A Stanford drop-out achieved widespread renown not in the startup scene or through sports championships but in bookstores and libraries across America. John Steinbeck, who died in 1968, attended the University on and off for six years beginning in 1919, before leaving without a degree.
The seeming death of my passion for literature led to shame, anger, sadness, even a loss of self. The narrative I had told myself, of a potential PhD, of spending a life engaged with art’s infinite variety, of pushing my mind as far as it could go, disappeared. Literature had died for me. But who had killed it?

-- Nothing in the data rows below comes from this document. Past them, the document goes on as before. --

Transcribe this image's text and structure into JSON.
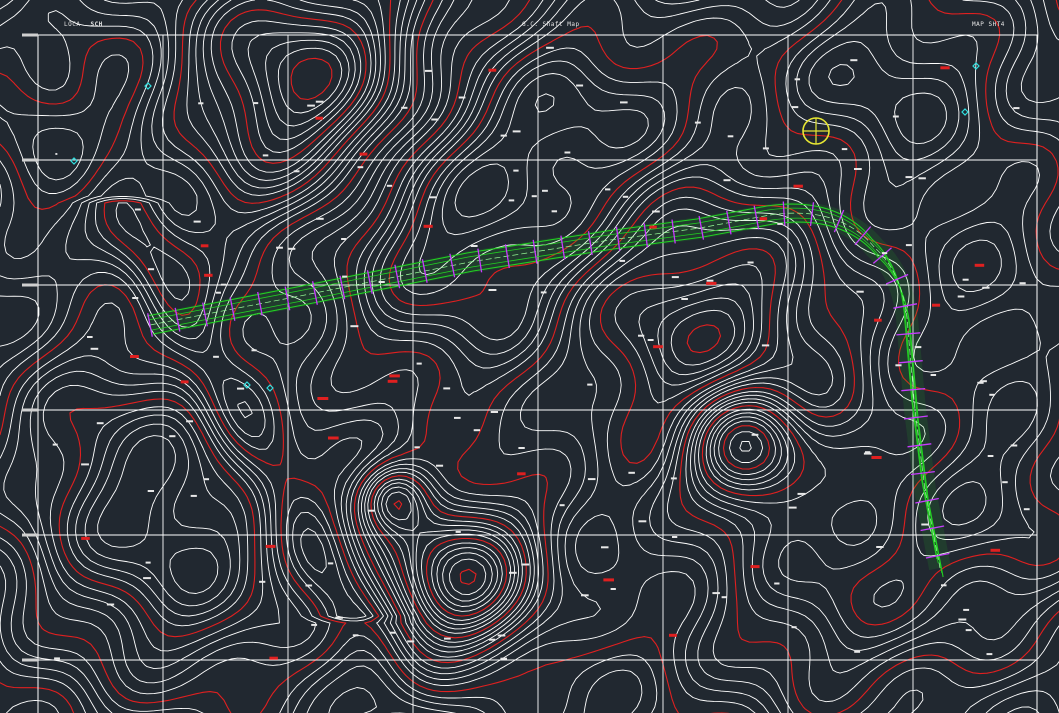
{
  "header": {
    "left_label": "LOCA",
    "left_scale": "SCH",
    "center_label": "G.C. Shaft Map",
    "right_label": "MAP",
    "right_sheet": "SHT4"
  },
  "colors": {
    "background": "#212830",
    "grid": "#ffffff",
    "minor_contour": "#ffffff",
    "index_contour": "#e02020",
    "alignment_edge": "#22d022",
    "alignment_center": "#9aff9a",
    "stations": "#c83cff",
    "cyan_markers": "#30e0e0",
    "north_marker": "#e6e633"
  },
  "layers": [
    "grid",
    "contours-minor",
    "contours-index",
    "alignment",
    "station-ticks",
    "survey-markers",
    "north-marker"
  ]
}
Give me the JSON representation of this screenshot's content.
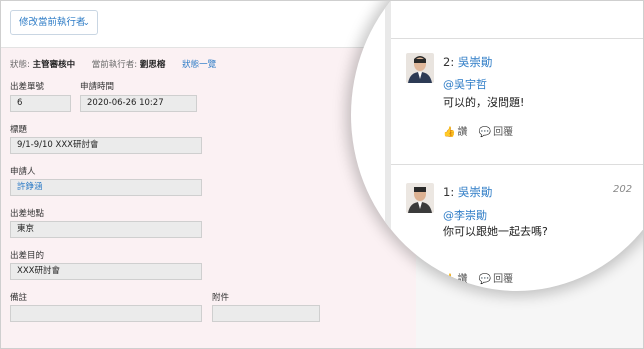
{
  "header": {
    "dropdown_label": "修改當前執行者",
    "icons": [
      "share-icon",
      "tag-icon",
      "gear-icon",
      "more-icon"
    ]
  },
  "status": {
    "status_label": "狀態:",
    "status_value": "主管審核中",
    "executor_label": "當前執行者:",
    "executor_value": "劉思榕",
    "history_link": "狀態一覽"
  },
  "form": {
    "trip_no_label": "出差單號",
    "trip_no_value": "6",
    "apply_time_label": "申請時間",
    "apply_time_value": "2020-06-26 10:27",
    "title_label": "標題",
    "title_value": "9/1-9/10 XXX研討會",
    "applicant_label": "申請人",
    "applicant_value": "許錚涵",
    "place_label": "出差地點",
    "place_value": "東京",
    "purpose_label": "出差目的",
    "purpose_value": "XXX研討會",
    "note_label": "備註",
    "note_value": "",
    "attachment_label": "附件",
    "attachment_value": ""
  },
  "comments": [
    {
      "index": "2:",
      "author": "吳崇勛",
      "time": "",
      "mention": "@吳宇哲",
      "text": "可以的，沒問題!",
      "like_label": "讚",
      "reply_label": "回覆"
    },
    {
      "index": "1:",
      "author": "吳崇勛",
      "time": "202",
      "mention": "@李崇勛",
      "text": "你可以跟她一起去嗎?",
      "like_label": "讚",
      "reply_label": "回覆"
    }
  ]
}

Whatever your relationship to literature, I hope we can at least agree on this: the coming-of-age story draws much of its appeal for how relatable its protagonists are to a young audience. It can reach the point where you come along for their journeys of self-discovery and survival.
The Daily spoke with Greene about the role of the humanities and SHC at Stanford, as well as his own goals as SHC director.
The Stanford Daily sat down with two members of Stanford staff — Taneum Bambrick and Dr. Usha Iyer — to debate the value of literature in the modern world and the human experience at large. Taneum Bambrick is a Wallace Stegner Fellow in Poetry and is the author of both the poetry collection “VANTAGE” and…
A years-long research project works to recognize the contributions of 12,000 Chinese railroad workers who helped build the First Transcontinental Railroad. Leland Stanford was President of the Central Pacific line.
This is the final installment in a five-act fiction story: The Tragedy of Gerald Neesh. Editor’s note: The following article contains references to suicide that some readers may find troubling. Gerald Neesh stood in his living room staring through the gap between the curtains at the young woman who had crashed into the back of…
We are doctoral students in the humanities and social sciences, and we are writing to express our unwavering support for the continued, renewable funding of Stanford University Press and the establishment of a major endowment such as that of Harvard and Princeton University Presses. We strongly believe that SUP should be a necessary item in Stanford’s budget, just as our Ivy League peer institutions have done with their own academic presses.